Re: Suggestive, but nothing more
1) A planet with an enviroment for suitable chemical reactions to occur
2) Somehow the chemical reactions lead to a self reproducing system
There are over 100,000,000,000 galaxies, each of which has an average of 100,000,000,000 stars (those are old figures, the newer ones are bigger but the old ones are easy to remember). Life has to be astronomically improbable not to occur more than once in this universe.
As it happens, life on this planet happened within around 300,000,000 years of it cooling enough for life to survive. Maybe we were much faster than average, maybe much slower, but the chances are we were somewhere in the middle. The odds look good.
3) Single celled life became multicell
That may be the hard step. It required (for our form of life, that may not be universally true) the formation of the eukaryotic cell by the symbiosis of two bacteria (one became the dominant partner, the other became mitochondria or chloroplasts, depending whether animal or plant). Then again, we have other examples of symbioses like these forming, mainly in protozoa which have cilia that are bacteria. So maybe not so hard.
4) Life had to make it out of water onto land (not much chance of fish building a spaceship) which was possibly helped by a large moon causing tides
Electronics would be hard. Try making vacuum tubes (valves) or zone-refining semiconductors underwater.
However, our tides have two components: one from the moon and one from the sun. When they act together the result is a larger "spring tide." The sun alone would still produce tides.
In any case, tides would result in life ending up in rock pools that either evaporate long before any evolution could happen, or are swept back out to sea by a later tide.
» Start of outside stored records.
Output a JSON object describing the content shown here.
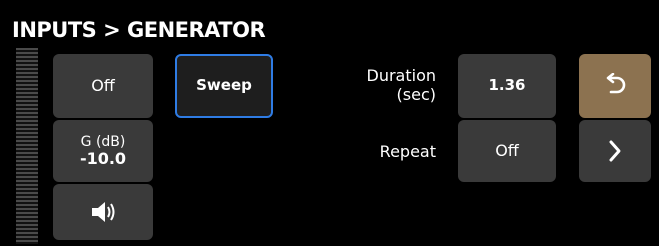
{
  "header": {
    "title": "INPUTS > GENERATOR"
  },
  "generator": {
    "state_button": "Off",
    "mode_button": "Sweep",
    "gain": {
      "label": "G (dB)",
      "value": "-10.0"
    },
    "speaker_icon": "speaker-icon"
  },
  "duration": {
    "label_line1": "Duration",
    "label_line2": "(sec)",
    "value": "1.36"
  },
  "repeat": {
    "label": "Repeat",
    "value": "Off"
  },
  "nav": {
    "undo_icon": "undo-icon",
    "next_icon": "chevron-right-icon"
  },
  "colors": {
    "accent_border": "#2f7ce4",
    "undo_bg": "#8c7250",
    "button_bg": "#3a3a3a"
  }
}
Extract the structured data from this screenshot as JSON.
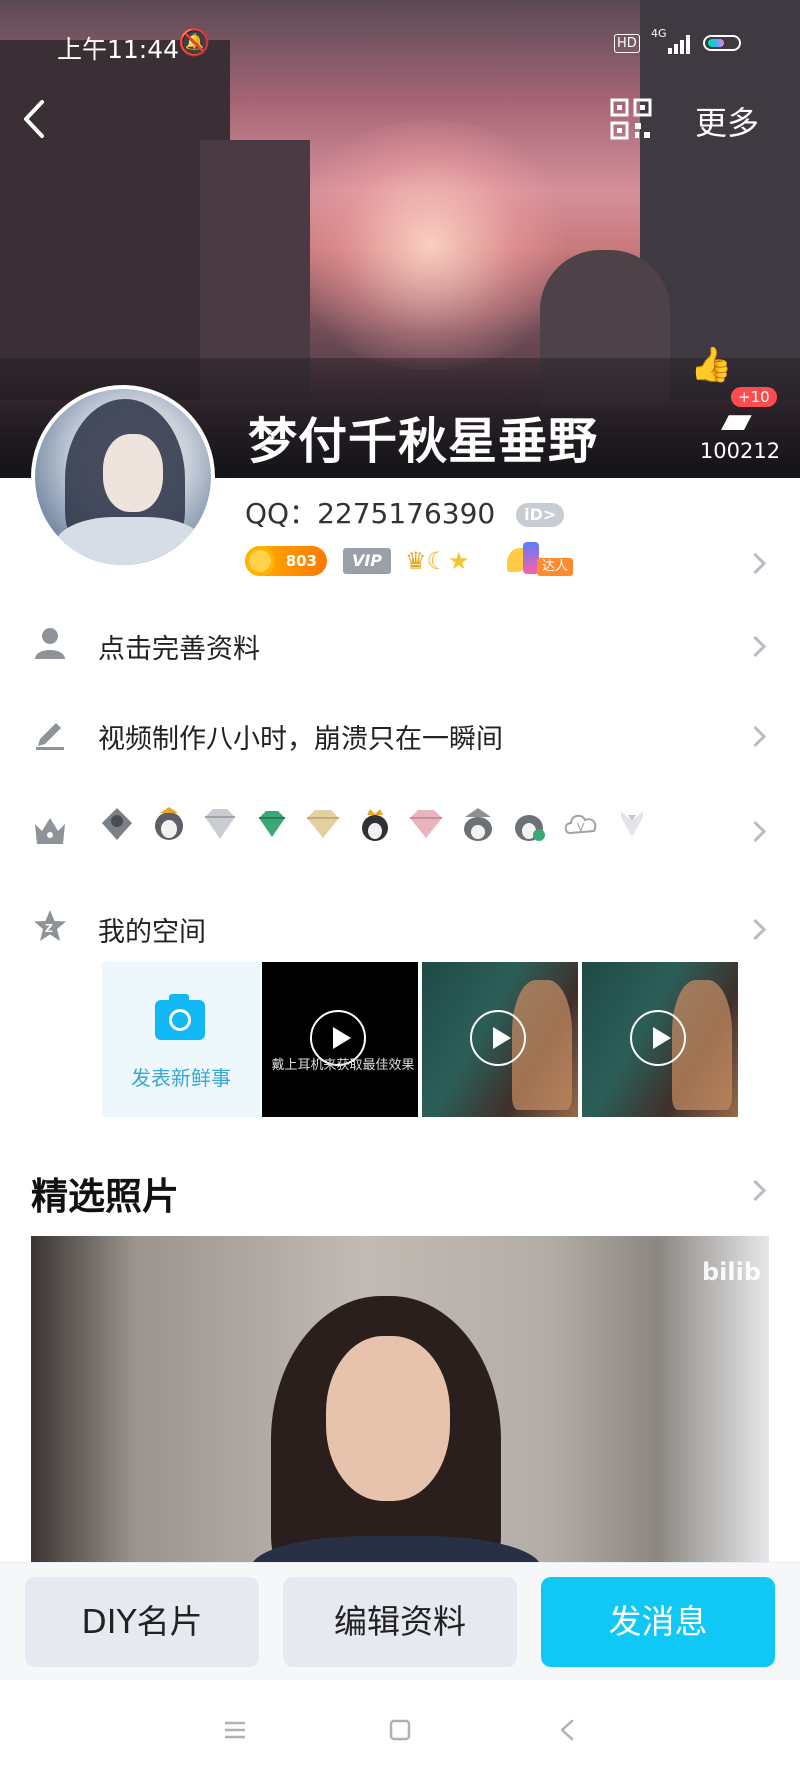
{
  "status_bar": {
    "time": "上午11:44",
    "hd": "HD",
    "network": "4G"
  },
  "header": {
    "more_label": "更多",
    "nickname": "梦付千秋星垂野",
    "likes_increment": "+10",
    "likes_count": "100212"
  },
  "profile": {
    "qq_label": "QQ：2275176390",
    "id_badge": "iD>",
    "level": "803",
    "vip_label": "VIP",
    "daren_tag": "达人"
  },
  "rows": {
    "complete_profile": "点击完善资料",
    "signature": "视频制作八小时，崩溃只在一瞬间",
    "my_space": "我的空间"
  },
  "space": {
    "post_new_label": "发表新鲜事",
    "video_hint": "戴上耳机来获取最佳效果"
  },
  "featured": {
    "title": "精选照片",
    "watermark": "bilib"
  },
  "actions": {
    "diy_card": "DIY名片",
    "edit_profile": "编辑资料",
    "send_message": "发消息"
  },
  "colors": {
    "accent": "#10c8f5",
    "level_badge": "#ff7a00",
    "chevron": "#b8bcc4"
  },
  "icons": [
    "back-icon",
    "qr-code-icon",
    "thumbs-up-icon",
    "person-icon",
    "pencil-icon",
    "crown-icon",
    "star-icon",
    "camera-icon",
    "play-icon"
  ]
}
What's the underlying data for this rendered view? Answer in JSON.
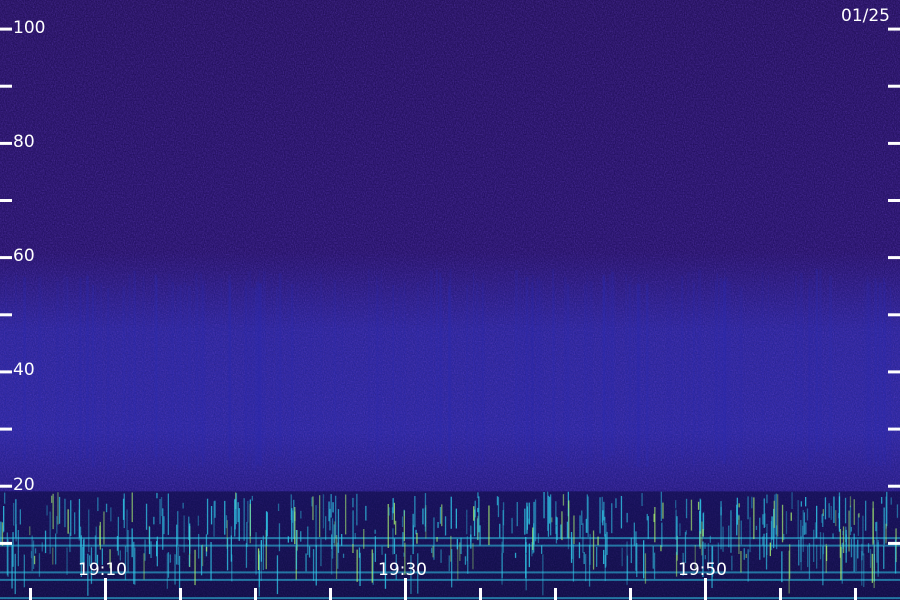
{
  "chart_data": {
    "type": "heatmap",
    "title": "",
    "xlabel": "",
    "ylabel": "",
    "date": "01/25",
    "x": {
      "label_texts": [
        "19:10",
        "19:30",
        "19:50"
      ],
      "label_minutes": [
        1150,
        1170,
        1190
      ],
      "range_minutes": [
        1143,
        1203
      ]
    },
    "y": {
      "range": [
        0,
        105
      ],
      "major_ticks": [
        20,
        40,
        60,
        80,
        100
      ],
      "minor_ticks": [
        10,
        30,
        50,
        70,
        90
      ],
      "labels": [
        "20",
        "40",
        "60",
        "80",
        "100"
      ]
    },
    "colors": {
      "background": "#1a0a55",
      "mid_band": "#2a2ab0",
      "strong": "#30c8e8",
      "peak": "#a8f070",
      "tick": "#ffffff"
    }
  }
}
Not much opportunity to get to a land form there. Large rivers, however, produce a salinity gradient at their mouths, allowing a transition from salt water to fresh water. From there, a transition to land may be easier.
So probably not a major problem either.
5) Humans had to evolve - not a given especially if that asteroid had missed 65 million years ago
Intelligent life has to evolve. That, again, seems hard. Then again, both elephants and whales are pretty intelligent. As are chimps. So without that asteroid maybe we'd have ended up with intelligent dinosaurs. Or not.
6) The industrial revolution had to occur. Again not a given - if there had been no coal deposits we'd still be riding around on horses with the most advanced machines being windmills.
Probably true. Although the limiting factor would probably be refining metal ores without coal or oil.
7) The computer revolution had to occur.
We had radio before we had computers. We were pumping out detectable signals without computers. Los Alamos managed to design the atomic bomb with nothing more than a lot of people and mechanical calculators, so I think we could have managed to calculate enough to get to the moon without computers (if we really wanted to).
I'm sure there are plenty of other important points in history that could have led to a very different outcome, but the point is - life evolving may or may not be rare, but a technological civilisation IMO is.
Yes, technological civilizations are going to be rarer than single-celled life. More importantly, those civilizations would have to arise within a narrow time/distance window for us to spot them by radio. And it's possible advanced technological civilizations don't survive long after developing nuclear weapons.